“Especially first-time parents, they’re really excited and they want to do everything perfectly,” says Kerry Taylor, a consumer expert and founder of finance site Squawkfox.com. “People spend $1,000 on a crib. I say, ‘That’s the most expensive piece of furniture your kid will ever chew on.’”
Whether it’s spending on nursery furnishings or a miniature wardrobe, a TD Canada Trust survey says 46% of Canadians would be comfortable taking on debt to finance their new family.
In an effort to help you avoid attending to both a newborn and new debt, we asked financially-savvy parents to share the best ways to save money in that all-consuming and all-important first year (with a couple of hints to the future).
“I went by the 85/15 rule. I bought 85% used and 15% new… And you can save $1,700 a year per kid with cloth diapering.” — Kerry Taylor, blogger at Squawkfox.com, and mother of a 3-year-old daughter
“Homemade wipes are great. Use a plastic container and soak paper towel with two tablespoons of baby wash, one tablespoon of olive oil or baby oil, any essential oils and two and a half cups of water.” — Eva Webster, manager of BargainMoose.ca, mother of three boys
“One big secret no one wants you to know about baby clothes: the length between the sizes changes, but the width doesn’t change too much at all between six months and two years! To capitalize on this, buy onesie snap extenders that add extra length, and months, to your baby’s wardrobe.” — Sandra Grahame, CEO of SmartCookies.com and creator of The Lift, a digital course for new and expecting parents, and mother of two
“Sign up to a loyalty club for diapers, etc. With Pampers Rewards, you get rewards like Air Miles and coupons emailed [to you]. And price-match where you can on all baby essentials using apps like Flipp.” — Hollie Pollard of CommonCentsMom.com
“It is incredible how many free resources are available for moms and babies. Even creating a simple registry on Amazon, Sears or Toys R Us gives you a 10% discount and diaper deals. Look online for lists of companies providing freebies such as formula, change pads, prenatal vitamins, baby-proofing kit.” —Steven Zussino, co-founder of GroceryAlerts.ca and father of two
Social media shoutout
“Do a shout-out on social media [for] what friends and family would like to get rid of, because believe me, there is nothing a mom with older kids likes better than to get rid of what she no longer needs to someone who needs it. I just got rid of a booster seat, crib bedding, toys and five bags of clothing to various friends who have younger kids.” — Eva Webster
Toys made new
“Put away toys once in a while so your child doesn’t get bored of them. When you bring them out again, they are like new.” — Margarita Deviakovitch, blogger for BargainMoose.ca, mother of an eight-month-old girl
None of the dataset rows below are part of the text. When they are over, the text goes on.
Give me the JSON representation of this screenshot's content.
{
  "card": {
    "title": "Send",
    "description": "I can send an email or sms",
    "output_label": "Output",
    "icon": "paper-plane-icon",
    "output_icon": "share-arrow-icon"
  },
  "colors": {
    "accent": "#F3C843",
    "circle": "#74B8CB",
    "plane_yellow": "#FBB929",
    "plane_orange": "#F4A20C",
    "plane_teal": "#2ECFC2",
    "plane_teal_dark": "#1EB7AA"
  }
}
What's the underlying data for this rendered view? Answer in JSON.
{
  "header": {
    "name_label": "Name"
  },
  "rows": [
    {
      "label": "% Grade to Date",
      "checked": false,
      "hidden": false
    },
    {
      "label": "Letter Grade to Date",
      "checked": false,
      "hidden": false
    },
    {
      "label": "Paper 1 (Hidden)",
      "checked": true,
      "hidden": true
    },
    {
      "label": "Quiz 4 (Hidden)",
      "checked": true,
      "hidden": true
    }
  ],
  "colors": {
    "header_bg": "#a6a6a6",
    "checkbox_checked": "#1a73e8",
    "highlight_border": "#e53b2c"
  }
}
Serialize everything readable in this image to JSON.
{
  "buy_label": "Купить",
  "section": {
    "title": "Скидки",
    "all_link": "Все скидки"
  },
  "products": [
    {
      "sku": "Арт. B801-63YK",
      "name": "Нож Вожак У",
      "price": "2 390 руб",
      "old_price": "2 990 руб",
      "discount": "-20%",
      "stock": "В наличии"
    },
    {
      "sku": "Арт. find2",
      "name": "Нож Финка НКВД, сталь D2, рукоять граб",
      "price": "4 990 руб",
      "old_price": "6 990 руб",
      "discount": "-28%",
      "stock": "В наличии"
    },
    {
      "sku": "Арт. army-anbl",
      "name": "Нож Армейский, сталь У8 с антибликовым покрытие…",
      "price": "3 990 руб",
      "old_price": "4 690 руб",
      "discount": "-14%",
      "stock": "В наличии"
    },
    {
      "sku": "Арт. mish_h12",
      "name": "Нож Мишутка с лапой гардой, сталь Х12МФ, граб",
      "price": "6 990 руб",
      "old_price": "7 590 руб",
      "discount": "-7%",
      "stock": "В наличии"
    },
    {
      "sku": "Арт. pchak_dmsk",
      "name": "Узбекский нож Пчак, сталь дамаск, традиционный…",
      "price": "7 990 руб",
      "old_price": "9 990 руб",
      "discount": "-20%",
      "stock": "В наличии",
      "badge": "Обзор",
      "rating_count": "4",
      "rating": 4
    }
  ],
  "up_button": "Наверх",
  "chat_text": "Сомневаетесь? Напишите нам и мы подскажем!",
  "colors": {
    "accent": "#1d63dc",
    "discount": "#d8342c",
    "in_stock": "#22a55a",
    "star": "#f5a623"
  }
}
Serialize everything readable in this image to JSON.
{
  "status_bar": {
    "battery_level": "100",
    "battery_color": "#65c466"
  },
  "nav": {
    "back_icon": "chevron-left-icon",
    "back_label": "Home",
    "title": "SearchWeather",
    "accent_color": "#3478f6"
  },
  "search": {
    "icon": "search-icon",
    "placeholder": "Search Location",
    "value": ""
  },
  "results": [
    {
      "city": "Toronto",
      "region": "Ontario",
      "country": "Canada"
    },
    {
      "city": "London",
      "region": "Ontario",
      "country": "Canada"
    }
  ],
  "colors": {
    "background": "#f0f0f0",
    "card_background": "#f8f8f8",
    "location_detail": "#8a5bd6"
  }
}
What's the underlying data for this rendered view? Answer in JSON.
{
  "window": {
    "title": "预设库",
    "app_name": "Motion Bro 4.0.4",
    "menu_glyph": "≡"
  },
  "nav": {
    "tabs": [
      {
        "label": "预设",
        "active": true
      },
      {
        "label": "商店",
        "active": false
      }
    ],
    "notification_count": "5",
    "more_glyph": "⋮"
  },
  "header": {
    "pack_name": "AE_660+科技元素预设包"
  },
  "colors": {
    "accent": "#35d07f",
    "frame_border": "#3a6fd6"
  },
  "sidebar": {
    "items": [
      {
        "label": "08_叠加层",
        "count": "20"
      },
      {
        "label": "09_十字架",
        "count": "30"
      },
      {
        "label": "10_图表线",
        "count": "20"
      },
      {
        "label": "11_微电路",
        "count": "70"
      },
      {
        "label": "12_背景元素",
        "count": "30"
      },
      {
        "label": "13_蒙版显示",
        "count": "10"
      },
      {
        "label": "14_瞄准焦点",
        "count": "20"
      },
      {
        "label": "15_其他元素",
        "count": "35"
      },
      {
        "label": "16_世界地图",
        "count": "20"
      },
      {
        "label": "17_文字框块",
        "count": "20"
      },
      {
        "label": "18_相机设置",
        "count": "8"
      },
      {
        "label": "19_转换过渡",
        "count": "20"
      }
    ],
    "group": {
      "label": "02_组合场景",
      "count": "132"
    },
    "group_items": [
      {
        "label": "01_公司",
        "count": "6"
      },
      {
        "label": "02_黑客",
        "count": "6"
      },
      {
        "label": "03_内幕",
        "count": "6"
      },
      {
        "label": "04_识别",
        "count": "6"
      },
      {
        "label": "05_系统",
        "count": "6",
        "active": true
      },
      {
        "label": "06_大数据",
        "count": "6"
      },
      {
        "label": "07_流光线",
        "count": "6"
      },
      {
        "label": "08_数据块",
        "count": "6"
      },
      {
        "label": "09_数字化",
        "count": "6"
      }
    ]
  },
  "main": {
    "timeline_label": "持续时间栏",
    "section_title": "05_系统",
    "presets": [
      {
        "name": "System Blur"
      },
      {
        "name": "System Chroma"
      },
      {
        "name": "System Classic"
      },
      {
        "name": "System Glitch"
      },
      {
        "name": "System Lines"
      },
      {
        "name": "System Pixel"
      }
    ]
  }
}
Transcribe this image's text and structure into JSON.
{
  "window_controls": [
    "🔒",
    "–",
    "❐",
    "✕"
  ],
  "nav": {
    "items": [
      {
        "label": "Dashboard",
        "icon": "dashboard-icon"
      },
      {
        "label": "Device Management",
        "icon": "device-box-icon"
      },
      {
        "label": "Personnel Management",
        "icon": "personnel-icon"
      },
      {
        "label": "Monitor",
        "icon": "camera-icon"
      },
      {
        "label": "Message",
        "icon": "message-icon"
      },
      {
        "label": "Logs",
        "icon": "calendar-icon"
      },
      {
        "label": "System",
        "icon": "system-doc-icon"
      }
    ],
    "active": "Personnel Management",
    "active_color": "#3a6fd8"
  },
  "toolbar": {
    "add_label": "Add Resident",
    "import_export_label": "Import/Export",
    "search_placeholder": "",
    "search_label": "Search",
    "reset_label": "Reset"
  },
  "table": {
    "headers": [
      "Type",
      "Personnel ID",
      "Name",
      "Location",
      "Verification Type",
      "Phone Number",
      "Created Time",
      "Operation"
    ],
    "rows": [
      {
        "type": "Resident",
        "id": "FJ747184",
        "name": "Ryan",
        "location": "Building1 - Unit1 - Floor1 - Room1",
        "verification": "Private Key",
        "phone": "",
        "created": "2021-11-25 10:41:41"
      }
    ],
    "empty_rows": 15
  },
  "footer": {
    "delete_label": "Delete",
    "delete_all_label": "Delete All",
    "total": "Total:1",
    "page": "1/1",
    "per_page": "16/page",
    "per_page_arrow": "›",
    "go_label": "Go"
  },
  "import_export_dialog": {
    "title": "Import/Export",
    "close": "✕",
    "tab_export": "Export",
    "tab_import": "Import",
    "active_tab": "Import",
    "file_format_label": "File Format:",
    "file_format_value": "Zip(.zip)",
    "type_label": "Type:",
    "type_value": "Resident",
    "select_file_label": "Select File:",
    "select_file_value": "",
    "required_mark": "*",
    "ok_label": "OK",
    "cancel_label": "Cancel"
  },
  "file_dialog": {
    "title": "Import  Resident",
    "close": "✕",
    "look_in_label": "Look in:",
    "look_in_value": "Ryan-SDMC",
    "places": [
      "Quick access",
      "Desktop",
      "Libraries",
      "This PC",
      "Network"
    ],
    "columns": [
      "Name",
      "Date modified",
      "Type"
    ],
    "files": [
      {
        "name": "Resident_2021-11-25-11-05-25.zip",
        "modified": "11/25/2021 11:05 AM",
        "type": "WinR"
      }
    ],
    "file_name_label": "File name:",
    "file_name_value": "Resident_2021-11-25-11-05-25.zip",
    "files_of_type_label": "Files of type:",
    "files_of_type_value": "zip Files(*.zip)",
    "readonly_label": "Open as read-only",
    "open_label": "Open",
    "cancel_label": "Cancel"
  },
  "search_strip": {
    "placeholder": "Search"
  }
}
“Maximize your maternity benefits. Make an appointment to talk with your HR rep and your insurance provider to understand exactly what’s covered under your policy. Smart Cookie Katie in Vancouver was able to do post-natal pilates after her son was born with the cost covered under her insurance plan. Another Smart Cookie was able to get massages every week during her pregnancy. “I was able to get a top-of-the-line breast pump completely covered.” — Sandra Grahame